Crimson staff writer
Andrew K. Choe
“Blue Raspberry” showcases a developed, distinct sound that focuses on the hard realities and deceptions of love.
“Simple Like 17” paints a detailed, personal portrait of teenage angst while displaying foundations of exciting sonic combinations to come.
Despite flashes of promise, the album doesn’t fully realize the new AJR it hints at, reverting to well-worn pop hooks and a child’s view of the world.
With this stellar track, Stevens introduces a cohesive and compelling sound, one that sits with difficult feelings but still finds cause for celebration.
“Ten Planets” is neither warning nor prophecy — it is a compelling contemplation on the human capacity to find beauty in even the most dystopian settings, as well as its tendency to create instruments of oppression.
The eleven-track album unleashed Bridgers’s addictively cathartic blend of sorrow, humor, and anger on the world. It also opened up avenues for collaboration that would cement her role as not only the musical voice of today’s indie music scene, but also the embodiment of its spirit.
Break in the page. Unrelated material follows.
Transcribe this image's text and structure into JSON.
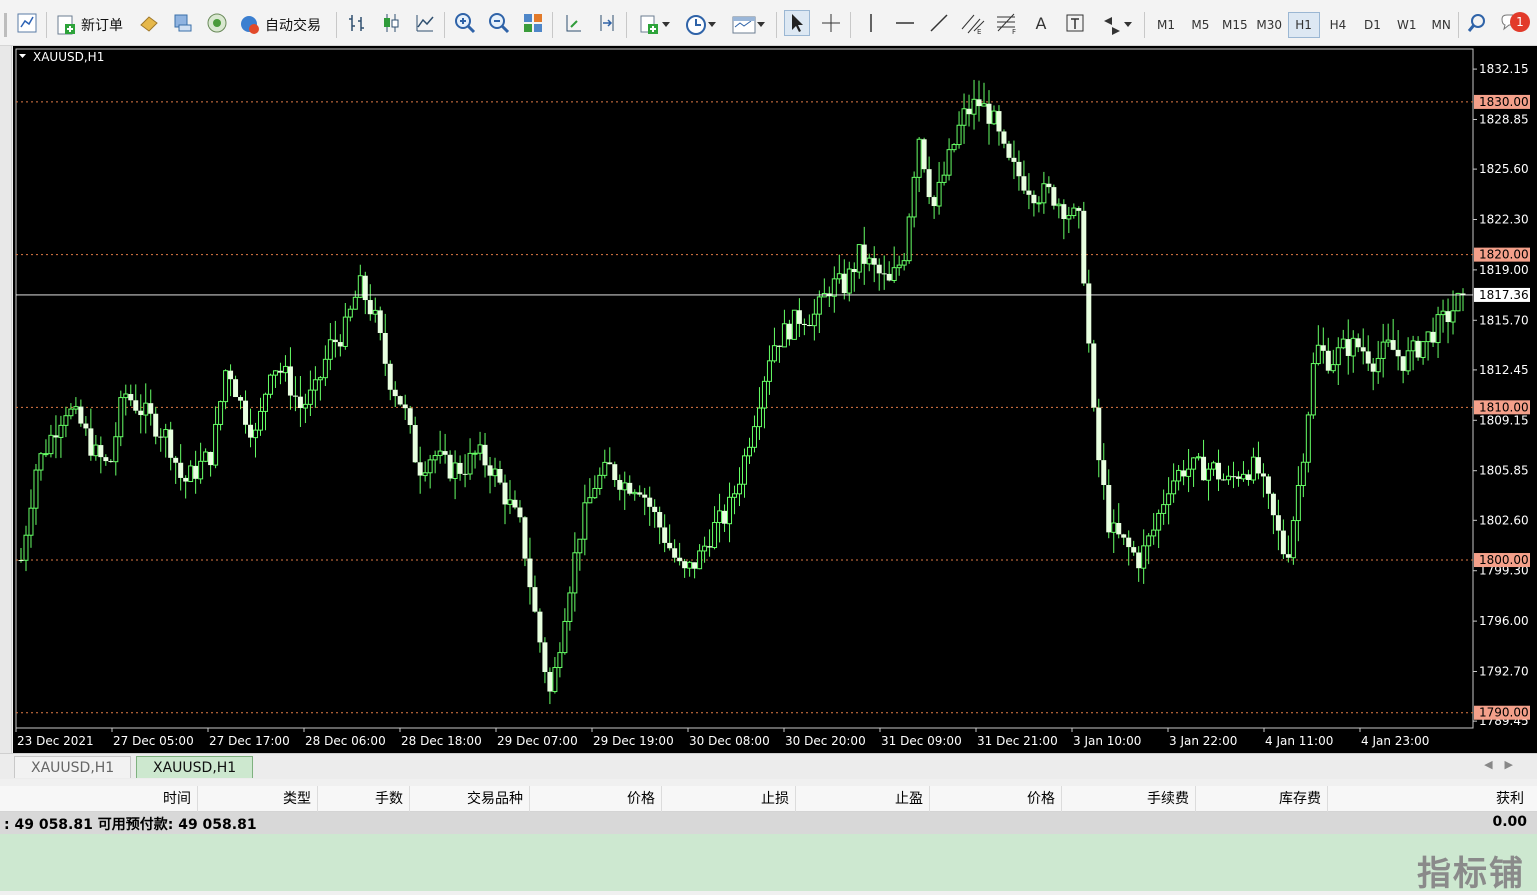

On this masterful 13-track record, Alex G grows out of the frustration that dominated his past albums and instead marvels at the grace and beauty in his world.